Hyundai and Kia shares dip on overstated mileage claims
Hyundai and Kia Motors shares have dipped as the firms admitted they had overstated the fuel efficiency of some of their vehicles and said they would compensate US consumers.
According to estimates, the compensation, which will cover nearly 900,000 vehicles, may cost the firms millions of dollars.
There are also fears that the firms' sales in the US, one of their biggest markets, may be hurt in the near term.
Both firms' shares fell 7% in Seoul.
Hyundai Motors was trading at 200,000 South Korean won while Kia Motors was down to 56,300 won early on Monday.
"We believe this could be a game-changing event in Hyundai's success story," James Yoon, an analyst at BNP Paribas was quoted as saying in a report by the Reuters news agency.
"We now find improvements in brand perception at risk due to faulty mileage claims, which are at the core of the brand's success during difficult times.
"We think the potential financial loss is immaterial compared to the potential reputational loss of brand equity."
The errors were discovered by the US Environmental Protection Agency (EPA).
The agency said the firms had misstated claims on 13 models between them, including Hyundai's Elantra and Kia's Rio and Soul.
However, the carmakers blamed "procedural errors at testing facilities in Korea" for the faulty mileage claims.
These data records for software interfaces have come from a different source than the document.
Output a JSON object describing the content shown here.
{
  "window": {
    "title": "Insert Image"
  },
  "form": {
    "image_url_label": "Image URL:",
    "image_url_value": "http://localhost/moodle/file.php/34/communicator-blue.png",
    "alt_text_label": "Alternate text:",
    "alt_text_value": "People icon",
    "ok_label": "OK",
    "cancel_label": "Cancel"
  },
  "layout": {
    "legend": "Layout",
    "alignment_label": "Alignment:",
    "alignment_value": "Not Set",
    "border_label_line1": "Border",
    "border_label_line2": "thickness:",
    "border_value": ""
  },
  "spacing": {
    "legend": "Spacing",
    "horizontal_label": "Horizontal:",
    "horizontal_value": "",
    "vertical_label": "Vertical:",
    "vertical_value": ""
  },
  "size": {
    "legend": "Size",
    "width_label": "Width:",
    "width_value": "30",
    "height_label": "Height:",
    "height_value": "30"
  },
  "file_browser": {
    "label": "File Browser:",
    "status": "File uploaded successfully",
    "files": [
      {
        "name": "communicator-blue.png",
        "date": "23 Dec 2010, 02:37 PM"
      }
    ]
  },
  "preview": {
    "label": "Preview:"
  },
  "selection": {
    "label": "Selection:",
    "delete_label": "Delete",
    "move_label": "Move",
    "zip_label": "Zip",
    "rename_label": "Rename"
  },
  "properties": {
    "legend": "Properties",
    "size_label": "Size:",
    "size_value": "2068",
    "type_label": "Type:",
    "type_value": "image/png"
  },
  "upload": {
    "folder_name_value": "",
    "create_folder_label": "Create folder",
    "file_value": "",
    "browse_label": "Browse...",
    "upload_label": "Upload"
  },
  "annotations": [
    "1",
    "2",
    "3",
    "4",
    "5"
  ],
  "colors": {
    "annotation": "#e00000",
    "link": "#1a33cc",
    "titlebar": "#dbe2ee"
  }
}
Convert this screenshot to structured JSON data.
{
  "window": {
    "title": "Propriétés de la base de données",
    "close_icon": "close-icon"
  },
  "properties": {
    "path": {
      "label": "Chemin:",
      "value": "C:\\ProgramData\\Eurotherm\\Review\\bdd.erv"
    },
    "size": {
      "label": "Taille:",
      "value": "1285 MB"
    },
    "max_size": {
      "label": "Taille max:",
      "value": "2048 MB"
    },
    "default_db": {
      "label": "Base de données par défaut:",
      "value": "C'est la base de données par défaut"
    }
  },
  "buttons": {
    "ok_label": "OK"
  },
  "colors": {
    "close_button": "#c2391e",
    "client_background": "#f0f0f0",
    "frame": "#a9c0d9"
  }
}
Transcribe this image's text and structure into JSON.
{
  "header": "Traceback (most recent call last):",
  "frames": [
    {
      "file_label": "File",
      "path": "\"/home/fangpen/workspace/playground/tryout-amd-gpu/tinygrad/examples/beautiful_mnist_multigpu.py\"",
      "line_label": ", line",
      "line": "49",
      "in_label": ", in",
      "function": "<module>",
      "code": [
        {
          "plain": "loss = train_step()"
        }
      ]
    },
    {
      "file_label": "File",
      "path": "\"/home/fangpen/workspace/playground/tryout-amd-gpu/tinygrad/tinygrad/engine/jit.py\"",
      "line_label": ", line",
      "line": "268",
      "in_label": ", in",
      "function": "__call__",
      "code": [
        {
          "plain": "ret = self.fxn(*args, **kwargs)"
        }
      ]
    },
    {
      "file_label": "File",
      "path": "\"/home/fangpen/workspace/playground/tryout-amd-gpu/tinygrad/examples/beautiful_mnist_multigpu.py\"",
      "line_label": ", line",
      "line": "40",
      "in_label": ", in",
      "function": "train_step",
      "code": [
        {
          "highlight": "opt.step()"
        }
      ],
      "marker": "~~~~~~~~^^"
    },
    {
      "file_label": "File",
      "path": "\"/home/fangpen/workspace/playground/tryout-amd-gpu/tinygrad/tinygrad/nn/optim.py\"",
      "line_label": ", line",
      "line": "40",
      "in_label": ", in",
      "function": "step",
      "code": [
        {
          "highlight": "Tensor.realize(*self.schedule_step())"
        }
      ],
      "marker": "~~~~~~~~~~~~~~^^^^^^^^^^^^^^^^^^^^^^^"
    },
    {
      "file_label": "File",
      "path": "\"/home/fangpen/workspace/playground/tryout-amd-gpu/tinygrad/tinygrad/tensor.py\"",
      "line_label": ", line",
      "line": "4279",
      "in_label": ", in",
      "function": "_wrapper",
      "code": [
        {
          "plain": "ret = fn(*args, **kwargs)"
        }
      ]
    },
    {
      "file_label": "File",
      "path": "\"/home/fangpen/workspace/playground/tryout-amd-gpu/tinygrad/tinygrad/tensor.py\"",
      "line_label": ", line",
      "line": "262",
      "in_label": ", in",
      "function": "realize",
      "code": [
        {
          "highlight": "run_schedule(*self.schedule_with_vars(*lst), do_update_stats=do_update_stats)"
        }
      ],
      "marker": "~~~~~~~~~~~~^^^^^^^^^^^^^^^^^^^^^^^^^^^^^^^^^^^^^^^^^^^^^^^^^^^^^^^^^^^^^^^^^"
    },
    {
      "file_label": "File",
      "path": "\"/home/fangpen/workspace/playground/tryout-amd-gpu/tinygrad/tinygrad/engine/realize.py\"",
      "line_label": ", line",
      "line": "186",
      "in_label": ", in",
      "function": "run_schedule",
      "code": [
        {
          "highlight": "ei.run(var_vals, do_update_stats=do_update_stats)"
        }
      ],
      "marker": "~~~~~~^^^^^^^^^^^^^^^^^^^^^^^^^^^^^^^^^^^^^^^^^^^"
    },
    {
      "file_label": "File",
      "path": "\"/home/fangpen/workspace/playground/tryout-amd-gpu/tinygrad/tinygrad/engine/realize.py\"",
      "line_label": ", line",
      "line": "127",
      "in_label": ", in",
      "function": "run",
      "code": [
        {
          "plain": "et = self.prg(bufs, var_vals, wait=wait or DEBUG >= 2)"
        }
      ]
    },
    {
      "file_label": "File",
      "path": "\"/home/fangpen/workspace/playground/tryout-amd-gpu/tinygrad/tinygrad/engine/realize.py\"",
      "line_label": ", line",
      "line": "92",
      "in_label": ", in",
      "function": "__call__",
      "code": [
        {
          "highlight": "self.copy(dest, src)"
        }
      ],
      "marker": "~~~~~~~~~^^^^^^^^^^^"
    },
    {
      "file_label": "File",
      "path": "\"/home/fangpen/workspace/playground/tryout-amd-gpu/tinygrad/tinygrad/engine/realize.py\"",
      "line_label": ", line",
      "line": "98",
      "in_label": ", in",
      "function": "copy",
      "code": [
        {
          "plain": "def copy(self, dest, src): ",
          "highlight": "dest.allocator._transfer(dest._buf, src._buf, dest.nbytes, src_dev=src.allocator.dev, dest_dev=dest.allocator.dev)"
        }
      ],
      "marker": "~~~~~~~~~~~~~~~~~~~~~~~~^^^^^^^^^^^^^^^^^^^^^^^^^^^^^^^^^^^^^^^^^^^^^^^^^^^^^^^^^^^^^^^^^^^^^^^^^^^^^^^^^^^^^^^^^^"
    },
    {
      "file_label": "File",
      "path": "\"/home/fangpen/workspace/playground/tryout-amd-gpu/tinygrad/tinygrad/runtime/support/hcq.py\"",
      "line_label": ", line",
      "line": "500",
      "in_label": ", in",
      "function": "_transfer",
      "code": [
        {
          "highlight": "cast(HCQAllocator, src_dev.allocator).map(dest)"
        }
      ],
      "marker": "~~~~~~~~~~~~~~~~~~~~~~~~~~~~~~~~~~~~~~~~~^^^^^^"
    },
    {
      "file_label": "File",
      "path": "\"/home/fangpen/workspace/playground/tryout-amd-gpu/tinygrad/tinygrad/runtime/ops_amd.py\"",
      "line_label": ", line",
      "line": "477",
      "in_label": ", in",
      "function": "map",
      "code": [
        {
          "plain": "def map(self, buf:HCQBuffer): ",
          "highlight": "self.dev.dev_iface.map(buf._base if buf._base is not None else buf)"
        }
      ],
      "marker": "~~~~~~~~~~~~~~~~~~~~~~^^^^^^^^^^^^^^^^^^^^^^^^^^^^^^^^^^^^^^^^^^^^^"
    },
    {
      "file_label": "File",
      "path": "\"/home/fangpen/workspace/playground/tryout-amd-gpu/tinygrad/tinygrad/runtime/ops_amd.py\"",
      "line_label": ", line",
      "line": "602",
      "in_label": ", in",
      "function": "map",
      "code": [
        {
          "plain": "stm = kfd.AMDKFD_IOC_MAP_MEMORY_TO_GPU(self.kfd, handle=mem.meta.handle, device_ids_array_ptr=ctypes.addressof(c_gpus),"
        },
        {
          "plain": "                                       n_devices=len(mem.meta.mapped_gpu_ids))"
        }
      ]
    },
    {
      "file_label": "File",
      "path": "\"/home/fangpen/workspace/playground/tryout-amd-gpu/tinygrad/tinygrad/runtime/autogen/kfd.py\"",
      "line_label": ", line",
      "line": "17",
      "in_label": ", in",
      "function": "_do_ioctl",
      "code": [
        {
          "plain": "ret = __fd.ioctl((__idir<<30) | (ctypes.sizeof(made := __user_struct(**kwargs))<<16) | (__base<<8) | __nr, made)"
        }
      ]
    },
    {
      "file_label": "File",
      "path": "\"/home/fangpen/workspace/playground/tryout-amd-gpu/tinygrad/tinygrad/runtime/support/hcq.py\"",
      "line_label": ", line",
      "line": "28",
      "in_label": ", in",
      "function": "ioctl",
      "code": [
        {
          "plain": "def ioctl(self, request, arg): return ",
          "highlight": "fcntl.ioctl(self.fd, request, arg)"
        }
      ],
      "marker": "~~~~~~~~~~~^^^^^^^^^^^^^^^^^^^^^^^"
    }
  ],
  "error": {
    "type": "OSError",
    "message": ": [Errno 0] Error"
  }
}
The firms said they would issue debit cards to the owners of these vehicles to reimburse them for the higher-than-expected fuel costs, based on the difference between their actual mileages and the firms' claimed mileages.
Consumers will be able to top-up their debit cards for as long as they own the vehicle.
The companies say they will pay an additional 15% over and above the reimbursement amount "as an acknowledgement of the inconvenience" to consumers.
Previous owners of affected vehicles, who have already sold their cars, will also be reimbursed.
"As a customer-focused organization, we are fully committed to providing consumers with complete and accurate information, and deeply regret the errors were made," said Byung Mo Ahn, group president and chief executive, Kia Motors America.